A study shows new guidelines are effective for determining who's most likely suffering from an aortic dissection.
The most lethal and sudden cardiovascular event can be the toughest for doctors to diagnose. But a study by the University of Michigan Cardiovascular Center shows new guidelines are effective for determining who’s most likely suffering from an aortic dissection. The UM study shows that with the help of an aortic dissection detection risk score, generated by a simple, bedside screening tool, doctors can usually identify signs or symptoms of acute aortic dissection, which include abrupt, intense pain.
The study was published online ahead of print in the American Heart Association’s journal Circulation. “The results from this study suggest that the risk score, with the use of only information that is available at the bedside, can identify the vast majority of patients presenting with acute aortic dissection,” senior author and cardiologist Kim A. Eagle, MD, a director of the UM cardiovascular center, said in a statement.
Nearly 10,000 Americans suffer aortic dissections each year, and nearly one in three dies before leaving the hospital despite recent advances in diagnostic tools and surgical treatment.
The UM is the coordinating center for the largest-ever study of aortic dissection patients and the study results were compiled from the International Registry of Acute Aortic Dissection (IRAD).
Of the 2,538 IRAD patients examined, 95% had one or more of the 12 proposed clinical risk markers and 86% had at least two of the risk markers.
Patients with acute aortic dissection frequently had an abrupt onset of pain, severe intensity of pain and pain described as ripping or tearing, according to the study.
UM radiology and cardiology experts helped the American Heart Association, American College of Cardiology, and other professional societies create the 2010 thoracic aortic disease guidelines.

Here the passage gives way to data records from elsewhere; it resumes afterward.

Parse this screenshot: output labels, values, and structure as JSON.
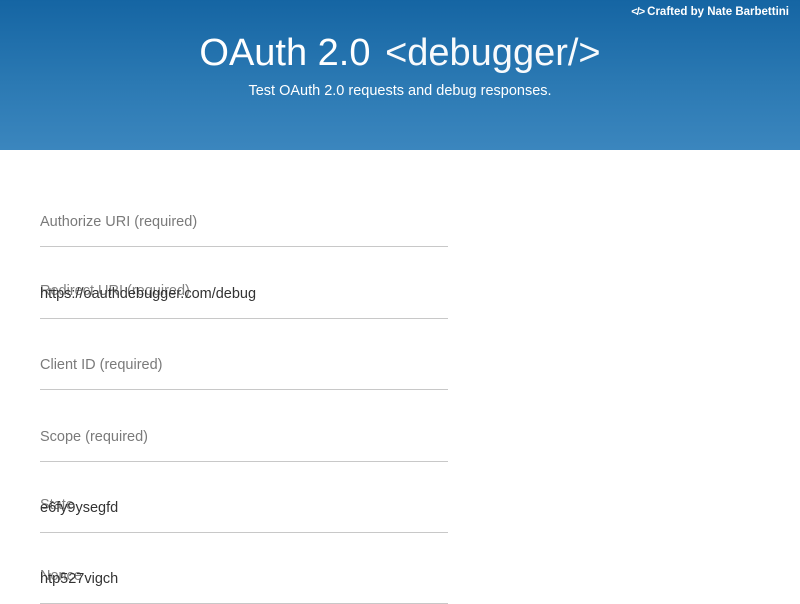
{
  "header": {
    "credit": {
      "icon": "code-icon",
      "icon_glyph": "</>",
      "text": "Crafted by Nate Barbettini"
    },
    "title_main": "OAuth 2.0",
    "title_tag": "<debugger/>",
    "subtitle": "Test OAuth 2.0 requests and debug responses."
  },
  "form": {
    "authorize_uri": {
      "label": "Authorize URI (required)",
      "value": ""
    },
    "redirect_uri": {
      "label": "Redirect URI (required)",
      "value": "https://oauthdebugger.com/debug"
    },
    "client_id": {
      "label": "Client ID (required)",
      "value": ""
    },
    "scope": {
      "label": "Scope (required)",
      "value": ""
    },
    "state": {
      "label": "State",
      "value": "e6fy9ysegfd"
    },
    "nonce": {
      "label": "Nonce",
      "value": "htp527vigch"
    }
  },
  "colors": {
    "header_top": "#1565a3",
    "header_bottom": "#3b86be",
    "field_border": "#c8c8c8",
    "label_text": "#7a7a7a",
    "input_text": "#333333"
  }
}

The ADD risk score was created from these guidelines to provide doctors with a fast, simple and systematic method for screening large volumes of patients at the bedside.
“Because of its symptoms, aortic dissection is often mistaken for other cardiovascular conditions,” said study co-author Adam M. Rogers, MD, also of UM.
Those who have lived through aortic dissection describe it as the most painful thing that ever happened to them. Blood, surging from the heart into the main artery, forces open a tiny rip in the aorta’s lining that grows and threatens to burst like a dam in a flood.
While tears in the lining of the body's largest blood vessel are rare, occurring in 5,000 to 10,000 patients a year, they have long been known to be deadly. Without emergency attention and treatment—and even, often with it—the torn lining can continue to rip, block blood flow to key arteries in the body, cause the heart to fail, or make the aorta swell into an aneurysm or rupture entirely.
Aortic dissections are the leading cause of death among people with Marfan syndrome, a genetic disorder that weakens the aorta.
Also at risk are people with other heart valve and aorta problems, high blood pressure, or a family history of aortic dissections. Some people with aortic dissection can achieve a stable state with their condition, at least for a while, but most cases are acute and must be treated quickly.
Aortic dissection’s symptoms often mimic those of other cardiovascular conditions—resulting in delayed diagnosis. Symptoms include instantaneous onset of severe chest or back pain, sharp drops in blood pressure, altered consciousness, and even limb paralysis.
Only when patients reach an emergency room and undergo tests and scans can the cause be spotted. The two best imaging techniques for finding a dissection are computed tomography, or CT, or trans-esophageal echocardiography.